The 2005 season was much more positive. A crash in the first race was followed by a series of ever better results, culminating in his debut MotoGP win, at his home race of Laguna Seca. A further five podiums, in Germany, Qatar, Australia, Turkey and Valencia, saw Nicky close the season in third position.
The 2006 campaign brought Hayden true glory. He started the season strongly, with seven podiums in the first eight races, including the win at Assen, which took him straight to the top of the riders classification. This lead was strengthened by a second win at Laguna Seca, which put him 34 points ahead of Daniel Pedrosa and 51 ahead of Valentino Rossi. However, after the summer break, Hayden’s fortunes changed and he slowly lost ground before a collision with his teammate resulted in a fall at the Estoril GP. The unfortunate episode meant that Valentino Rossi had an 8 point lead going into the last round of the season, but nevertheless, Hayden arrived in Valencia ready to play all his cards. On 29 October 2006, having reached the third step of the podium after Rossi’s fall in the closing stages of the race, the Kentucky Kid became World Champion.
In 2007, the GP category moved from 990cc machines to an 800cc platform, and Hayden was not immediately comfortable with the new bike. Despite great efforts to develop the RC212V, he was never able to truly fight to defend his title. The work completed during the year allowed him to reach the podium in Germany, Holland and the Czech Republic, but he was only able to finish the season in eighth position.
The 2008 season was another year of mixed fortunes for Hayden, especially at the start of the season when, despite several top-five finishes, he failed to reach the podium. An injury to his foot, caused during practice for a Supermoto race in the X-Games in Los Angeles, complicated things and forced him to miss the Czech Republic and San Marino GP races after the summer break. However, always ready to fight harder when the going gets tough, the American was back on form at the second of his home rounds, at Indianapolis where, in difficult meteorological conditions and in less-than perfect health, he finished second behind Valentino Rossi. Another podium at Phillip Island and a series of strong results toward the end of the season allowed him to climb the leaderboard to finish the year in sixth position.
For the 2009 season, Hayden switched to Ducati, racing alongside Casey Stoner, a fellow native English speaker, former dirt track racer, and MotoGP title-earner. While familiarizing himself with his new bike and team, the American turned in a podium finish at his home race in Indianapolis and ended the season positively.

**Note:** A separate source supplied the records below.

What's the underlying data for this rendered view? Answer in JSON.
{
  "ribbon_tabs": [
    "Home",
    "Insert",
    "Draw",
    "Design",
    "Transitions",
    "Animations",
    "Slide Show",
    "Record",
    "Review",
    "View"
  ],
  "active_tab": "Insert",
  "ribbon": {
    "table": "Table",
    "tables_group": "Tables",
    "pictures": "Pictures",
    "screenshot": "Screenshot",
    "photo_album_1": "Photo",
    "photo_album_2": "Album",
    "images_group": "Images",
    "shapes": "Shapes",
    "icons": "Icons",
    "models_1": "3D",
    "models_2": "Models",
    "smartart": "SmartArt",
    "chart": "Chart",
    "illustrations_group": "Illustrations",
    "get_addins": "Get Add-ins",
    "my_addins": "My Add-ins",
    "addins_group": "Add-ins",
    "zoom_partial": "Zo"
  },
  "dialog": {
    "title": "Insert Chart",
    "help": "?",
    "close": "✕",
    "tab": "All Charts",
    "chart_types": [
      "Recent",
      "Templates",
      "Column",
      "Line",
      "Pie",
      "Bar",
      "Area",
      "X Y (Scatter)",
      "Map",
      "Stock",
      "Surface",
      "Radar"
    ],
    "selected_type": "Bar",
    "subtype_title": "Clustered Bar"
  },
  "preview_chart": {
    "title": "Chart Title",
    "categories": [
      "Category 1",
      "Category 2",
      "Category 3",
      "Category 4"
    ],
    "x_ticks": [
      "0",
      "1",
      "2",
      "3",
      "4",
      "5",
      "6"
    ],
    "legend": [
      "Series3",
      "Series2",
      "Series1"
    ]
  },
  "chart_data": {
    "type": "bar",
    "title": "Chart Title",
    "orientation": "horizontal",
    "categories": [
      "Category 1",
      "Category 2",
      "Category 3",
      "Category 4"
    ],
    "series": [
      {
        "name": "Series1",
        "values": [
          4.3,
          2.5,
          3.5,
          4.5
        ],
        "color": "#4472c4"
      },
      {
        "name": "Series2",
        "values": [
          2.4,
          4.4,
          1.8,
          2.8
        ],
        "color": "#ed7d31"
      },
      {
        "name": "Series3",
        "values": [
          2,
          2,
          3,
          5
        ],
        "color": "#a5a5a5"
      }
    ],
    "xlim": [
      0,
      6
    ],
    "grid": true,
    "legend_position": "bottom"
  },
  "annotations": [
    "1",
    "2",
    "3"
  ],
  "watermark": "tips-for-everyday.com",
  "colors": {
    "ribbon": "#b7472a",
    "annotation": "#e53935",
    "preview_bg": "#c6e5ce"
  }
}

Nicky’s second season with Ducati went much better, and he started 2010 with fourth-place finishes in four of the first five rounds. Apart from crashes at three races (both Italian rounds and the Valencia finale) and a twelfth-place result in Motegi, Hayden never finished lower than eighth, and a podium result at Aragon’s debut Grand Prix helped him to a seventh-place showing in the final season standings.
Last season saw Nicky signed on for two more years with Ducati, where he reunited with Valentino Rossi, his first MotoGP teammate from 2003. The two riders started the season aboard the GP11, aboard which Hayden achieved a podium finish at the Spanish Grand Prix in Jerez. Eventually, the team switched to the prototype GP11.1 in an effort to improve its competitiveness for 2012, and Nicky ultimately finished just behind his teammate in the final points standings, in eighth position.
For 2012, the championship has moved back to a 1,000cc format, and Hayden and Rossi are both armed with Ducati’s significantly updated Desmosedici GP12.